= Beginning of Section =

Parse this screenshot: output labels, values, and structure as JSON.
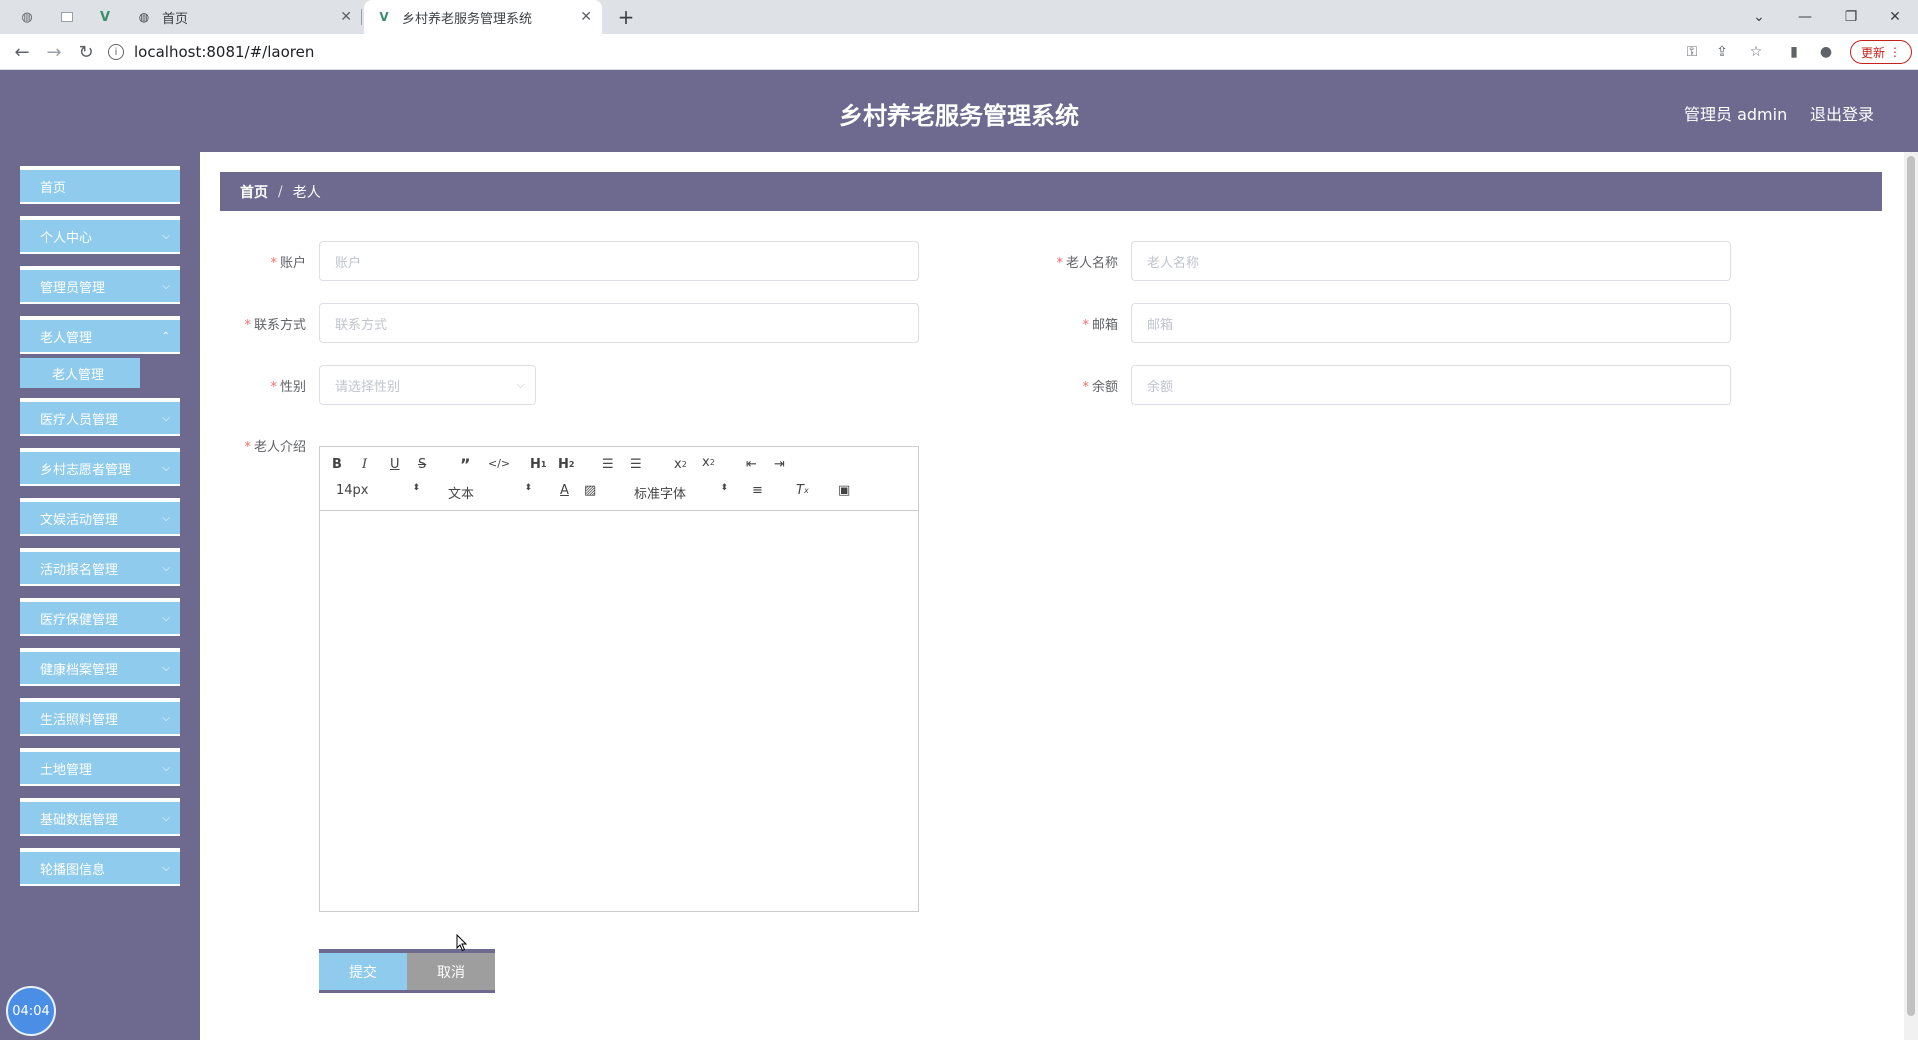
{
  "browser": {
    "tabs": [
      {
        "label": "首页",
        "icon": "globe-icon"
      },
      {
        "label": "乡村养老服务管理系统",
        "icon": "vue-logo-icon"
      }
    ],
    "url": "localhost:8081/#/laoren",
    "update_label": "更新"
  },
  "header": {
    "title": "乡村养老服务管理系统",
    "user": "管理员 admin",
    "logout": "退出登录"
  },
  "sidebar": {
    "items": [
      {
        "label": "首页"
      },
      {
        "label": "个人中心"
      },
      {
        "label": "管理员管理"
      },
      {
        "label": "老人管理"
      },
      {
        "label": "医疗人员管理"
      },
      {
        "label": "乡村志愿者管理"
      },
      {
        "label": "文娱活动管理"
      },
      {
        "label": "活动报名管理"
      },
      {
        "label": "医疗保健管理"
      },
      {
        "label": "健康档案管理"
      },
      {
        "label": "生活照料管理"
      },
      {
        "label": "土地管理"
      },
      {
        "label": "基础数据管理"
      },
      {
        "label": "轮播图信息"
      }
    ],
    "submenu": {
      "label": "老人管理"
    },
    "clock": "04:04"
  },
  "breadcrumb": {
    "home": "首页",
    "sep": "/",
    "current": "老人"
  },
  "form": {
    "account": {
      "label": "账户",
      "placeholder": "账户"
    },
    "name": {
      "label": "老人名称",
      "placeholder": "老人名称"
    },
    "phone": {
      "label": "联系方式",
      "placeholder": "联系方式"
    },
    "email": {
      "label": "邮箱",
      "placeholder": "邮箱"
    },
    "gender": {
      "label": "性别",
      "placeholder": "请选择性别"
    },
    "balance": {
      "label": "余额",
      "placeholder": "余额"
    },
    "intro": {
      "label": "老人介绍"
    },
    "editor": {
      "font_size": "14px",
      "format": "文本",
      "font_family": "标准字体"
    },
    "submit": "提交",
    "cancel": "取消"
  }
}
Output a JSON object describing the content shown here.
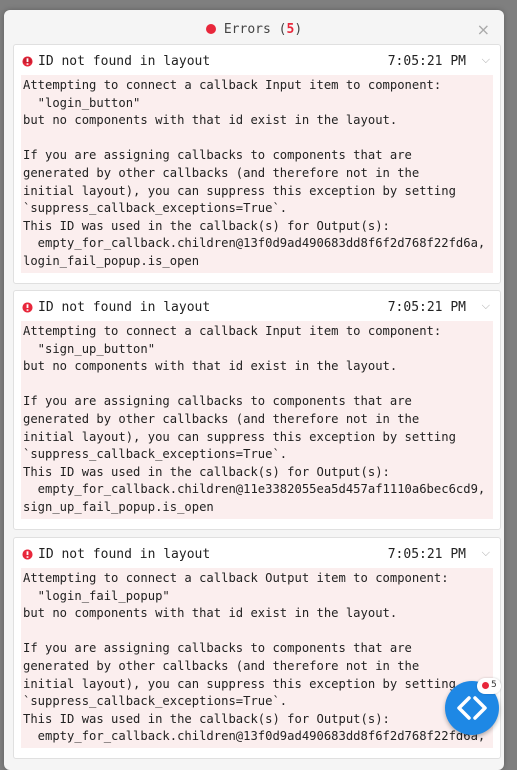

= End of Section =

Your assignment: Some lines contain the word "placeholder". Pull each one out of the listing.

Answer:
      "placeholder": "账户"
      "placeholder": "老人名称"
      "placeholder": "联系方式"
      "placeholder": "邮箱"
      "placeholder": "请选择性别"
      "placeholder": "余额"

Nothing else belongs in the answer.